▸ Data in this exercise:
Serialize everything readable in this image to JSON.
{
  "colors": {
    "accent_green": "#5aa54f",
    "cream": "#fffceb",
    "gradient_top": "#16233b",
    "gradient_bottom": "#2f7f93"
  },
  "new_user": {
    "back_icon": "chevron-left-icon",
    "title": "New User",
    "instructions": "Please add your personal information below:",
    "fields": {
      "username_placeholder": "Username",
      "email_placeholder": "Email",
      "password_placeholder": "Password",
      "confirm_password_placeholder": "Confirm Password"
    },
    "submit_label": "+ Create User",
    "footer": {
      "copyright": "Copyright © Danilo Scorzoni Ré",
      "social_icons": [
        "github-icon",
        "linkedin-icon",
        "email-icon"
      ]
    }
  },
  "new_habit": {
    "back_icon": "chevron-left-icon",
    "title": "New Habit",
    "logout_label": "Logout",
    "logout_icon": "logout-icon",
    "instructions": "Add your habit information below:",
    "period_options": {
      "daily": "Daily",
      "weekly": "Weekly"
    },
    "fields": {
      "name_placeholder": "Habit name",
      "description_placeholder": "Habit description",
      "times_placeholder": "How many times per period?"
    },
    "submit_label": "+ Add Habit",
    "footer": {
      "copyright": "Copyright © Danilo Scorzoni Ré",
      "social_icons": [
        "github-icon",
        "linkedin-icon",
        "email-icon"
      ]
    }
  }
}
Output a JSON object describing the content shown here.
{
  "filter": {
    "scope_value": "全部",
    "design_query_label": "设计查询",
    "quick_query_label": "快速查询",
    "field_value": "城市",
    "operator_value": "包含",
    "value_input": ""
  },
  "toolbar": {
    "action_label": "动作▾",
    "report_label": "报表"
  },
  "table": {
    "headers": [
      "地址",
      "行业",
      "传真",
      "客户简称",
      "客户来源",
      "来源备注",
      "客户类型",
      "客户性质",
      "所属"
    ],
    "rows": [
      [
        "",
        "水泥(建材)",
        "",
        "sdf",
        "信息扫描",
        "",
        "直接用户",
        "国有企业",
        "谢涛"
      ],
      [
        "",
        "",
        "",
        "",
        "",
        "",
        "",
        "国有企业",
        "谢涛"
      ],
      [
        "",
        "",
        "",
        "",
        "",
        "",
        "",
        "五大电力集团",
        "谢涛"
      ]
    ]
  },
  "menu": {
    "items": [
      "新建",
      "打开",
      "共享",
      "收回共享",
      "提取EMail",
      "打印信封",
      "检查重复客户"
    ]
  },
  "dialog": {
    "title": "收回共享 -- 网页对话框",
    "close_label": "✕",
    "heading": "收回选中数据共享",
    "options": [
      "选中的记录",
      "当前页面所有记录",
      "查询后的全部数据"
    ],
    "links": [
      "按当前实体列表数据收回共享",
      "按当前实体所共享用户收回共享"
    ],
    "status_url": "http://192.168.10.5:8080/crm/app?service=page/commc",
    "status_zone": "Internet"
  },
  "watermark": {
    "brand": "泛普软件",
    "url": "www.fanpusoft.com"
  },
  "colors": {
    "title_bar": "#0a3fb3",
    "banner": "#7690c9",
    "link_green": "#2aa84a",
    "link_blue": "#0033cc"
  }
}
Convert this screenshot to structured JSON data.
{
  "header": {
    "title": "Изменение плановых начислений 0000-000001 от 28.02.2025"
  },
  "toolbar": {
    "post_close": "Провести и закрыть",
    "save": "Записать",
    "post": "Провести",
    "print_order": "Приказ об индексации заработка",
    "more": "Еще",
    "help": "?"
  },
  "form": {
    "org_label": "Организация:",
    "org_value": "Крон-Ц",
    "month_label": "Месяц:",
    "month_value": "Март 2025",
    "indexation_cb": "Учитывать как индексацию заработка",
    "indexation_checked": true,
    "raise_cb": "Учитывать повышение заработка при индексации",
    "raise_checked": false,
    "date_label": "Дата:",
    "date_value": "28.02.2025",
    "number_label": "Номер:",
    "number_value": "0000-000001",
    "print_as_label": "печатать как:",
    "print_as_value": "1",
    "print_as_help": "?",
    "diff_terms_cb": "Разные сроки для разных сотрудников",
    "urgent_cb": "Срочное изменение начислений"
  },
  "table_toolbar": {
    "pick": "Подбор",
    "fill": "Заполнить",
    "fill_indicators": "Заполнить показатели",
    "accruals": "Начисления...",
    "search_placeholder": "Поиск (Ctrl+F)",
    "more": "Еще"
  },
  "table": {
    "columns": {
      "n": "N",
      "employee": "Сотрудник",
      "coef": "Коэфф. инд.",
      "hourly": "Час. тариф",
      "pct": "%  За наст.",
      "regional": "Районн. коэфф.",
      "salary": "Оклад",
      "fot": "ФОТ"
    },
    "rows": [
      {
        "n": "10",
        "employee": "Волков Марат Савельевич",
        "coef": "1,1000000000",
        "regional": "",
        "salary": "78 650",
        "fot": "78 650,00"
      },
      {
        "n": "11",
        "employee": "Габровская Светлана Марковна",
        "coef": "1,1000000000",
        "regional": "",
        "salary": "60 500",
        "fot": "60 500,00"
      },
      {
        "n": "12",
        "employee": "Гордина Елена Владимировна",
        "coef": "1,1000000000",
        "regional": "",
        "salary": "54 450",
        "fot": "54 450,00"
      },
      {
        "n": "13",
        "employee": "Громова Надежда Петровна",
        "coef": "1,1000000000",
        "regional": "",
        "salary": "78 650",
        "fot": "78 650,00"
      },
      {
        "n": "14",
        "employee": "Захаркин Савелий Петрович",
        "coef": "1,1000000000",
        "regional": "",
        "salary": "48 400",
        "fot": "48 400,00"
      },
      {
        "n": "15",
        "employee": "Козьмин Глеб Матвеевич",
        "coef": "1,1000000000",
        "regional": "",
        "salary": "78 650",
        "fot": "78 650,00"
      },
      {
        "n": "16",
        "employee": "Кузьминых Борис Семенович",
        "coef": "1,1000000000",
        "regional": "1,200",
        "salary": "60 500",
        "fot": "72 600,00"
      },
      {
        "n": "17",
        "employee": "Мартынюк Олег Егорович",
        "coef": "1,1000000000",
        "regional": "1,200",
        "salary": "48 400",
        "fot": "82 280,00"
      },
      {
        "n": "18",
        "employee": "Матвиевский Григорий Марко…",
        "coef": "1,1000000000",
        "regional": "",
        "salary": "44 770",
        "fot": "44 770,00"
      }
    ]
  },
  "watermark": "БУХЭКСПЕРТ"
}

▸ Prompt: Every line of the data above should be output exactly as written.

▸ Answer to this task:
Serialize everything readable in this image to JSON.
{
  "colors": {
    "accent_green": "#5aa54f",
    "cream": "#fffceb",
    "gradient_top": "#16233b",
    "gradient_bottom": "#2f7f93"
  },
  "new_user": {
    "back_icon": "chevron-left-icon",
    "title": "New User",
    "instructions": "Please add your personal information below:",
    "fields": {
      "username_placeholder": "Username",
      "email_placeholder": "Email",
      "password_placeholder": "Password",
      "confirm_password_placeholder": "Confirm Password"
    },
    "submit_label": "+ Create User",
    "footer": {
      "copyright": "Copyright © Danilo Scorzoni Ré",
      "social_icons": [
        "github-icon",
        "linkedin-icon",
        "email-icon"
      ]
    }
  },
  "new_habit": {
    "back_icon": "chevron-left-icon",
    "title": "New Habit",
    "logout_label": "Logout",
    "logout_icon": "logout-icon",
    "instructions": "Add your habit information below:",
    "period_options": {
      "daily": "Daily",
      "weekly": "Weekly"
    },
    "fields": {
      "name_placeholder": "Habit name",
      "description_placeholder": "Habit description",
      "times_placeholder": "How many times per period?"
    },
    "submit_label": "+ Add Habit",
    "footer": {
      "copyright": "Copyright © Danilo Scorzoni Ré",
      "social_icons": [
        "github-icon",
        "linkedin-icon",
        "email-icon"
      ]
    }
  }
}
Output a JSON object describing the content shown here.
{
  "filter": {
    "scope_value": "全部",
    "design_query_label": "设计查询",
    "quick_query_label": "快速查询",
    "field_value": "城市",
    "operator_value": "包含",
    "value_input": ""
  },
  "toolbar": {
    "action_label": "动作▾",
    "report_label": "报表"
  },
  "table": {
    "headers": [
      "地址",
      "行业",
      "传真",
      "客户简称",
      "客户来源",
      "来源备注",
      "客户类型",
      "客户性质",
      "所属"
    ],
    "rows": [
      [
        "",
        "水泥(建材)",
        "",
        "sdf",
        "信息扫描",
        "",
        "直接用户",
        "国有企业",
        "谢涛"
      ],
      [
        "",
        "",
        "",
        "",
        "",
        "",
        "",
        "国有企业",
        "谢涛"
      ],
      [
        "",
        "",
        "",
        "",
        "",
        "",
        "",
        "五大电力集团",
        "谢涛"
      ]
    ]
  },
  "menu": {
    "items": [
      "新建",
      "打开",
      "共享",
      "收回共享",
      "提取EMail",
      "打印信封",
      "检查重复客户"
    ]
  },
  "dialog": {
    "title": "收回共享 -- 网页对话框",
    "close_label": "✕",
    "heading": "收回选中数据共享",
    "options": [
      "选中的记录",
      "当前页面所有记录",
      "查询后的全部数据"
    ],
    "links": [
      "按当前实体列表数据收回共享",
      "按当前实体所共享用户收回共享"
    ],
    "status_url": "http://192.168.10.5:8080/crm/app?service=page/commc",
    "status_zone": "Internet"
  },
  "watermark": {
    "brand": "泛普软件",
    "url": "www.fanpusoft.com"
  },
  "colors": {
    "title_bar": "#0a3fb3",
    "banner": "#7690c9",
    "link_green": "#2aa84a",
    "link_blue": "#0033cc"
  }
}
Convert this screenshot to structured JSON data.
{
  "header": {
    "title": "Изменение плановых начислений 0000-000001 от 28.02.2025"
  },
  "toolbar": {
    "post_close": "Провести и закрыть",
    "save": "Записать",
    "post": "Провести",
    "print_order": "Приказ об индексации заработка",
    "more": "Еще",
    "help": "?"
  },
  "form": {
    "org_label": "Организация:",
    "org_value": "Крон-Ц",
    "month_label": "Месяц:",
    "month_value": "Март 2025",
    "indexation_cb": "Учитывать как индексацию заработка",
    "indexation_checked": true,
    "raise_cb": "Учитывать повышение заработка при индексации",
    "raise_checked": false,
    "date_label": "Дата:",
    "date_value": "28.02.2025",
    "number_label": "Номер:",
    "number_value": "0000-000001",
    "print_as_label": "печатать как:",
    "print_as_value": "1",
    "print_as_help": "?",
    "diff_terms_cb": "Разные сроки для разных сотрудников",
    "urgent_cb": "Срочное изменение начислений"
  },
  "table_toolbar": {
    "pick": "Подбор",
    "fill": "Заполнить",
    "fill_indicators": "Заполнить показатели",
    "accruals": "Начисления...",
    "search_placeholder": "Поиск (Ctrl+F)",
    "more": "Еще"
  },
  "table": {
    "columns": {
      "n": "N",
      "employee": "Сотрудник",
      "coef": "Коэфф. инд.",
      "hourly": "Час. тариф",
      "pct": "%  За наст.",
      "regional": "Районн. коэфф.",
      "salary": "Оклад",
      "fot": "ФОТ"
    },
    "rows": [
      {
        "n": "10",
        "employee": "Волков Марат Савельевич",
        "coef": "1,1000000000",
        "regional": "",
        "salary": "78 650",
        "fot": "78 650,00"
      },
      {
        "n": "11",
        "employee": "Габровская Светлана Марковна",
        "coef": "1,1000000000",
        "regional": "",
        "salary": "60 500",
        "fot": "60 500,00"
      },
      {
        "n": "12",
        "employee": "Гордина Елена Владимировна",
        "coef": "1,1000000000",
        "regional": "",
        "salary": "54 450",
        "fot": "54 450,00"
      },
      {
        "n": "13",
        "employee": "Громова Надежда Петровна",
        "coef": "1,1000000000",
        "regional": "",
        "salary": "78 650",
        "fot": "78 650,00"
      },
      {
        "n": "14",
        "employee": "Захаркин Савелий Петрович",
        "coef": "1,1000000000",
        "regional": "",
        "salary": "48 400",
        "fot": "48 400,00"
      },
      {
        "n": "15",
        "employee": "Козьмин Глеб Матвеевич",
        "coef": "1,1000000000",
        "regional": "",
        "salary": "78 650",
        "fot": "78 650,00"
      },
      {
        "n": "16",
        "employee": "Кузьминых Борис Семенович",
        "coef": "1,1000000000",
        "regional": "1,200",
        "salary": "60 500",
        "fot": "72 600,00"
      },
      {
        "n": "17",
        "employee": "Мартынюк Олег Егорович",
        "coef": "1,1000000000",
        "regional": "1,200",
        "salary": "48 400",
        "fot": "82 280,00"
      },
      {
        "n": "18",
        "employee": "Матвиевский Григорий Марко…",
        "coef": "1,1000000000",
        "regional": "",
        "salary": "44 770",
        "fot": "44 770,00"
      }
    ]
  },
  "watermark": "БУХЭКСПЕРТ"
}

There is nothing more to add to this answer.